== Segment start ==
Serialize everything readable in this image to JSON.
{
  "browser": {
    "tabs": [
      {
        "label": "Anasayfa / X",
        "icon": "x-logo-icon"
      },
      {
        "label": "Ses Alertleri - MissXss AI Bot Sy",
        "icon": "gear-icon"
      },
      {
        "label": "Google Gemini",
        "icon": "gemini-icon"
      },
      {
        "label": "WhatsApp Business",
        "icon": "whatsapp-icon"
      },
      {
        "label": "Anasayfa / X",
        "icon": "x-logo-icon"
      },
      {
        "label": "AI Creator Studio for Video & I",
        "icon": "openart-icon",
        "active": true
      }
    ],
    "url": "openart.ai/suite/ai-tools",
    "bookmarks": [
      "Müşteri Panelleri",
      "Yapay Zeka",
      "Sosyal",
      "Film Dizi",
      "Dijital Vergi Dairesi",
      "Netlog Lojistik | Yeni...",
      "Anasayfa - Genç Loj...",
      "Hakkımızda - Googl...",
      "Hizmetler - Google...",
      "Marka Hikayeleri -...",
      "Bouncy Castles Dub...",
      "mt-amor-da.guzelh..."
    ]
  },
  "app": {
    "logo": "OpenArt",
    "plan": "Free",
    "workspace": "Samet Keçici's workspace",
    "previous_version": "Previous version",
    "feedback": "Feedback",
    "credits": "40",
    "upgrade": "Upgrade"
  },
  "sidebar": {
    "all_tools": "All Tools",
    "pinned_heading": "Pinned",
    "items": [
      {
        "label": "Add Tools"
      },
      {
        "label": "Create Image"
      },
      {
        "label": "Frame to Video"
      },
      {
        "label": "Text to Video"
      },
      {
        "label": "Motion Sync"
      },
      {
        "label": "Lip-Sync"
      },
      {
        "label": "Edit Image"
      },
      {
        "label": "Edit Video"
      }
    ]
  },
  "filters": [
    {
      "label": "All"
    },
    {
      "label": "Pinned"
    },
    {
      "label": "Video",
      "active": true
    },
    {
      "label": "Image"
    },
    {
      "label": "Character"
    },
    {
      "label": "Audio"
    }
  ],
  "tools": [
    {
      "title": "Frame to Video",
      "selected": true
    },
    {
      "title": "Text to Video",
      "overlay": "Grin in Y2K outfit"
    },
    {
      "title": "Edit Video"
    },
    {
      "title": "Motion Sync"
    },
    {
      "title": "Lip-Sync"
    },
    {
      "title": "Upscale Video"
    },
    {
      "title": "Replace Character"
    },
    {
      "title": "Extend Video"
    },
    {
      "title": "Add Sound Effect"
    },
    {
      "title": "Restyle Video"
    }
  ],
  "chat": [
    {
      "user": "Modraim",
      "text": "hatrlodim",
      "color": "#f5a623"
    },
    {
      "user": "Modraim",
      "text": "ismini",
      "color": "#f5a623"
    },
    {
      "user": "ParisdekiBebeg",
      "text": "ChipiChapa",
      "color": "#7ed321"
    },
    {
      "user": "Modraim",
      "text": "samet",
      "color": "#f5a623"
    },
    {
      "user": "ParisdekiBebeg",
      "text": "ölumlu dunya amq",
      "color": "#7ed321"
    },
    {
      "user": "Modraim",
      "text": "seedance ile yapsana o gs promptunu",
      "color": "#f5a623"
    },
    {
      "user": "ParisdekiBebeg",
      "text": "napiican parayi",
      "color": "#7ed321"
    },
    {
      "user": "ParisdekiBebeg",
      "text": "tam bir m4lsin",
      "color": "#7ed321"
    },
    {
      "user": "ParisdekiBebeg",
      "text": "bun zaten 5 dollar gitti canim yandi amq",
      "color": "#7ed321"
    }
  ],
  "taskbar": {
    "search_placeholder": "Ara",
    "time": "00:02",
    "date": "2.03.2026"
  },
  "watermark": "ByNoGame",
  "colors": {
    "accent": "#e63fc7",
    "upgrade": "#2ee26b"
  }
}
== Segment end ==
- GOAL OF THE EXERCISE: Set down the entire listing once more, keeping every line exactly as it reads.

- ANSWER TO THIS EXERCISE:
Serialize everything readable in this image to JSON.
{
  "browser": {
    "tabs": [
      {
        "label": "Anasayfa / X",
        "icon": "x-logo-icon"
      },
      {
        "label": "Ses Alertleri - MissXss AI Bot Sy",
        "icon": "gear-icon"
      },
      {
        "label": "Google Gemini",
        "icon": "gemini-icon"
      },
      {
        "label": "WhatsApp Business",
        "icon": "whatsapp-icon"
      },
      {
        "label": "Anasayfa / X",
        "icon": "x-logo-icon"
      },
      {
        "label": "AI Creator Studio for Video & I",
        "icon": "openart-icon",
        "active": true
      }
    ],
    "url": "openart.ai/suite/ai-tools",
    "bookmarks": [
      "Müşteri Panelleri",
      "Yapay Zeka",
      "Sosyal",
      "Film Dizi",
      "Dijital Vergi Dairesi",
      "Netlog Lojistik | Yeni...",
      "Anasayfa - Genç Loj...",
      "Hakkımızda - Googl...",
      "Hizmetler - Google...",
      "Marka Hikayeleri -...",
      "Bouncy Castles Dub...",
      "mt-amor-da.guzelh..."
    ]
  },
  "app": {
    "logo": "OpenArt",
    "plan": "Free",
    "workspace": "Samet Keçici's workspace",
    "previous_version": "Previous version",
    "feedback": "Feedback",
    "credits": "40",
    "upgrade": "Upgrade"
  },
  "sidebar": {
    "all_tools": "All Tools",
    "pinned_heading": "Pinned",
    "items": [
      {
        "label": "Add Tools"
      },
      {
        "label": "Create Image"
      },
      {
        "label": "Frame to Video"
      },
      {
        "label": "Text to Video"
      },
      {
        "label": "Motion Sync"
      },
      {
        "label": "Lip-Sync"
      },
      {
        "label": "Edit Image"
      },
      {
        "label": "Edit Video"
      }
    ]
  },
  "filters": [
    {
      "label": "All"
    },
    {
      "label": "Pinned"
    },
    {
      "label": "Video",
      "active": true
    },
    {
      "label": "Image"
    },
    {
      "label": "Character"
    },
    {
      "label": "Audio"
    }
  ],
  "tools": [
    {
      "title": "Frame to Video",
      "selected": true
    },
    {
      "title": "Text to Video",
      "overlay": "Grin in Y2K outfit"
    },
    {
      "title": "Edit Video"
    },
    {
      "title": "Motion Sync"
    },
    {
      "title": "Lip-Sync"
    },
    {
      "title": "Upscale Video"
    },
    {
      "title": "Replace Character"
    },
    {
      "title": "Extend Video"
    },
    {
      "title": "Add Sound Effect"
    },
    {
      "title": "Restyle Video"
    }
  ],
  "chat": [
    {
      "user": "Modraim",
      "text": "hatrlodim",
      "color": "#f5a623"
    },
    {
      "user": "Modraim",
      "text": "ismini",
      "color": "#f5a623"
    },
    {
      "user": "ParisdekiBebeg",
      "text": "ChipiChapa",
      "color": "#7ed321"
    },
    {
      "user": "Modraim",
      "text": "samet",
      "color": "#f5a623"
    },
    {
      "user": "ParisdekiBebeg",
      "text": "ölumlu dunya amq",
      "color": "#7ed321"
    },
    {
      "user": "Modraim",
      "text": "seedance ile yapsana o gs promptunu",
      "color": "#f5a623"
    },
    {
      "user": "ParisdekiBebeg",
      "text": "napiican parayi",
      "color": "#7ed321"
    },
    {
      "user": "ParisdekiBebeg",
      "text": "tam bir m4lsin",
      "color": "#7ed321"
    },
    {
      "user": "ParisdekiBebeg",
      "text": "bun zaten 5 dollar gitti canim yandi amq",
      "color": "#7ed321"
    }
  ],
  "taskbar": {
    "search_placeholder": "Ara",
    "time": "00:02",
    "date": "2.03.2026"
  },
  "watermark": "ByNoGame",
  "colors": {
    "accent": "#e63fc7",
    "upgrade": "#2ee26b"
  }
}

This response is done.